The literature was systematically reviewed using MEDLINE and EmBASE. Only randomized controlled trials in English, investigating minilaparoscopic versus conventional LC (total size of trocar incision ≥25 mm) and reporting pain scores were included. Quantitative analyses (meta-analyses) were performed on postoperative pain scores and other patient outcomes from more than one study where feasible and appropriate. Qualitative analyses consisted of assessing the number of studies showing a significant difference between the techniques.


Thirteen trials met the inclusion criteria. There was a trend towards reduced pain with MLC compared with conventional LC, without reduction in opioid use. Patients in the MLC group had slightly reduced length of hospital stay, but there were no significant differences for return to activity. The two interventions were also similar in terms of operating times and adverse events, but MLC was associated with better cosmetic result (largely patient rated). There was a significantly greater likelihood of conversion to conventional LC or to open cholecystectomy in the MLC group than there was of conversion to open cholecystectomy in the conventional LC group [OR 4.71 (95% confidence interval 2.67–8.31), p < 0.00001].

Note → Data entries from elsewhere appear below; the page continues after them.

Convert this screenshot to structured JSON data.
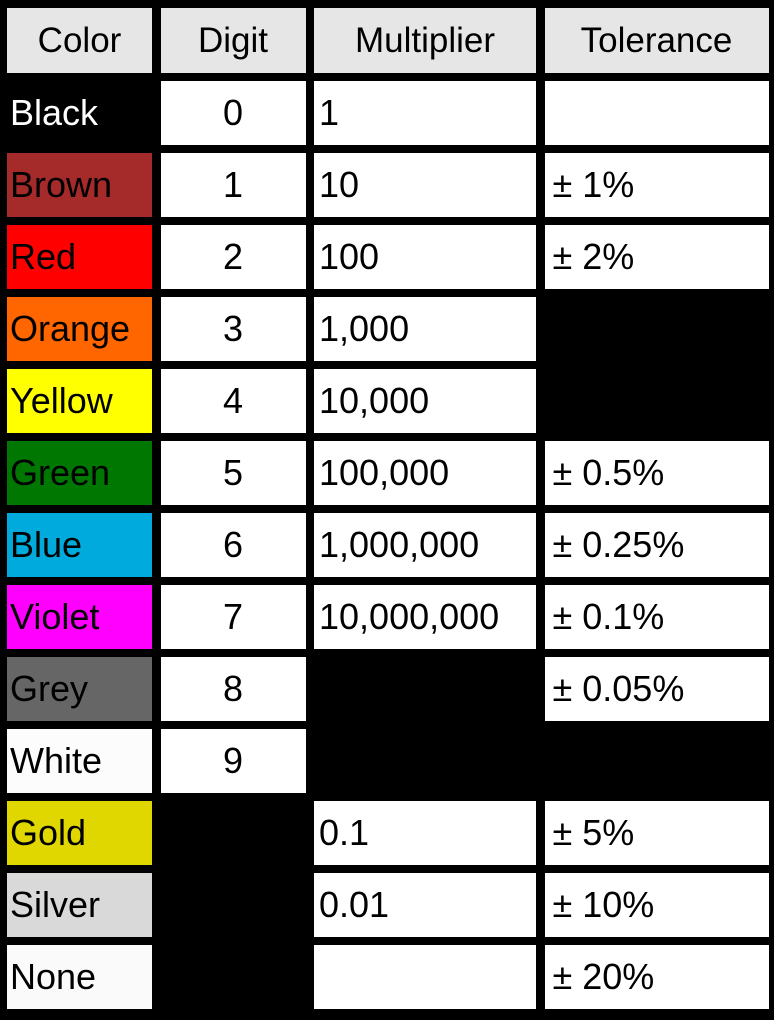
{
  "headers": [
    "Color",
    "Digit",
    "Multiplier",
    "Tolerance"
  ],
  "rows": [
    {
      "color": "Black",
      "swatch": "#000000",
      "text_color": "#ffffff",
      "digit": "0",
      "multiplier": "1",
      "tolerance": ""
    },
    {
      "color": "Brown",
      "swatch": "#a52a2a",
      "text_color": "#000000",
      "digit": "1",
      "multiplier": "10",
      "tolerance": "± 1%"
    },
    {
      "color": "Red",
      "swatch": "#ff0000",
      "text_color": "#000000",
      "digit": "2",
      "multiplier": "100",
      "tolerance": "± 2%"
    },
    {
      "color": "Orange",
      "swatch": "#ff6600",
      "text_color": "#000000",
      "digit": "3",
      "multiplier": "1,000",
      "tolerance": null
    },
    {
      "color": "Yellow",
      "swatch": "#ffff00",
      "text_color": "#000000",
      "digit": "4",
      "multiplier": "10,000",
      "tolerance": null
    },
    {
      "color": "Green",
      "swatch": "#007700",
      "text_color": "#000000",
      "digit": "5",
      "multiplier": "100,000",
      "tolerance": "± 0.5%"
    },
    {
      "color": "Blue",
      "swatch": "#00aadd",
      "text_color": "#000000",
      "digit": "6",
      "multiplier": "1,000,000",
      "tolerance": "± 0.25%"
    },
    {
      "color": "Violet",
      "swatch": "#ff00ff",
      "text_color": "#000000",
      "digit": "7",
      "multiplier": "10,000,000",
      "tolerance": "± 0.1%"
    },
    {
      "color": "Grey",
      "swatch": "#666666",
      "text_color": "#000000",
      "digit": "8",
      "multiplier": null,
      "tolerance": "± 0.05%"
    },
    {
      "color": "White",
      "swatch": "#fcfcfc",
      "text_color": "#000000",
      "digit": "9",
      "multiplier": null,
      "tolerance": null
    },
    {
      "color": "Gold",
      "swatch": "#e0d600",
      "text_color": "#000000",
      "digit": null,
      "multiplier": "0.1",
      "tolerance": "± 5%"
    },
    {
      "color": "Silver",
      "swatch": "#d9d9d9",
      "text_color": "#000000",
      "digit": null,
      "multiplier": "0.01",
      "tolerance": "± 10%"
    },
    {
      "color": "None",
      "swatch": "#fafafa",
      "text_color": "#000000",
      "digit": null,
      "multiplier": "",
      "tolerance": "± 20%"
    }
  ]
}
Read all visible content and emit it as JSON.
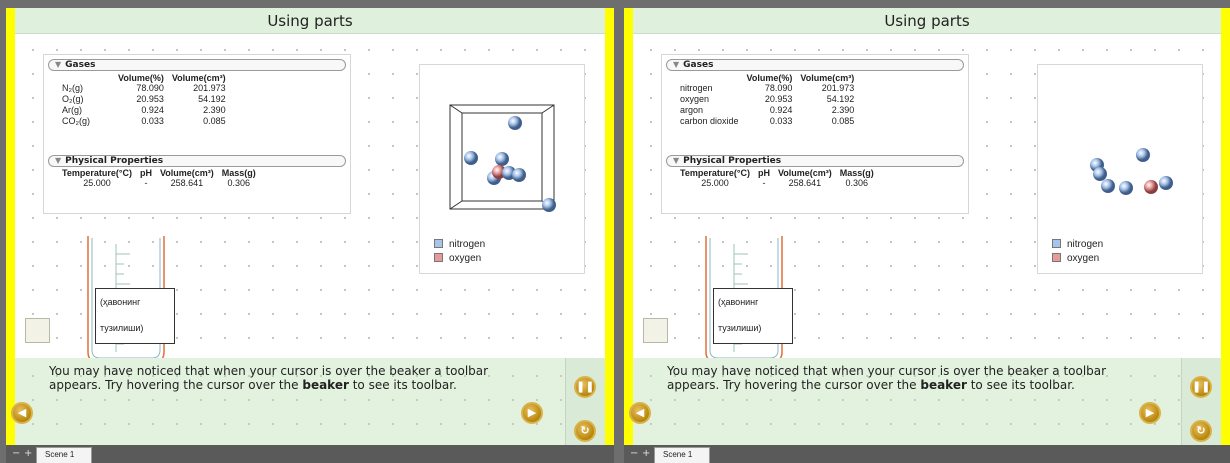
{
  "panels": [
    {
      "title": "Using parts",
      "gases_header": "Gases",
      "gas_columns": [
        "Volume(%)",
        "Volume(cm³)"
      ],
      "gases": [
        {
          "name": "N₂(g)",
          "pct": "78.090",
          "vol": "201.973"
        },
        {
          "name": "O₂(g)",
          "pct": "20.953",
          "vol": "54.192"
        },
        {
          "name": "Ar(g)",
          "pct": "0.924",
          "vol": "2.390"
        },
        {
          "name": "CO₂(g)",
          "pct": "0.033",
          "vol": "0.085"
        }
      ],
      "props_header": "Physical Properties",
      "props_columns": [
        "Temperature(°C)",
        "pH",
        "Volume(cm³)",
        "Mass(g)"
      ],
      "props_values": [
        "25.000",
        "-",
        "258.641",
        "0.306"
      ],
      "legend": [
        {
          "label": "nitrogen",
          "color": "#a8c4ea"
        },
        {
          "label": "oxygen",
          "color": "#e89a9a"
        }
      ],
      "beaker_label": [
        "(ҳавонинг",
        "тузилиши)"
      ],
      "instruction_pre": "You may have noticed that when your cursor is over the beaker a toolbar appears. Try hovering the cursor over the ",
      "instruction_bold": "beaker",
      "instruction_post": " to see its toolbar.",
      "scene_tab": "Scene 1"
    },
    {
      "title": "Using parts",
      "gases_header": "Gases",
      "gas_columns": [
        "Volume(%)",
        "Volume(cm³)"
      ],
      "gases": [
        {
          "name": "nitrogen",
          "pct": "78.090",
          "vol": "201.973"
        },
        {
          "name": "oxygen",
          "pct": "20.953",
          "vol": "54.192"
        },
        {
          "name": "argon",
          "pct": "0.924",
          "vol": "2.390"
        },
        {
          "name": "carbon dioxide",
          "pct": "0.033",
          "vol": "0.085"
        }
      ],
      "props_header": "Physical Properties",
      "props_columns": [
        "Temperature(°C)",
        "pH",
        "Volume(cm³)",
        "Mass(g)"
      ],
      "props_values": [
        "25.000",
        "-",
        "258.641",
        "0.306"
      ],
      "legend": [
        {
          "label": "nitrogen",
          "color": "#a8c4ea"
        },
        {
          "label": "oxygen",
          "color": "#e89a9a"
        }
      ],
      "beaker_label": [
        "(ҳавонинг",
        "тузилиши)"
      ],
      "instruction_pre": "You may have noticed that when your cursor is over the beaker a toolbar appears. Try hovering the cursor over the ",
      "instruction_bold": "beaker",
      "instruction_post": " to see its toolbar.",
      "scene_tab": "Scene 1"
    }
  ],
  "icons": {
    "pause": "pause-icon",
    "back": "arrow-left-icon",
    "next": "arrow-right-icon",
    "reload": "reload-icon"
  },
  "colors": {
    "highlight_yellow": "#ffff00",
    "title_bar": "#dff0dc",
    "button_gold": "#b8860b"
  }
}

The data included in this review suggest that reducing the size of trocar incision results in some limited improvements in surgical outcomes after LC. However, it carries a higher risk of conversion to conventional LC or open cholecystectomy.


Laparoscopic cholecystectomy Minilaparoscopic cholecystectomy Systematic review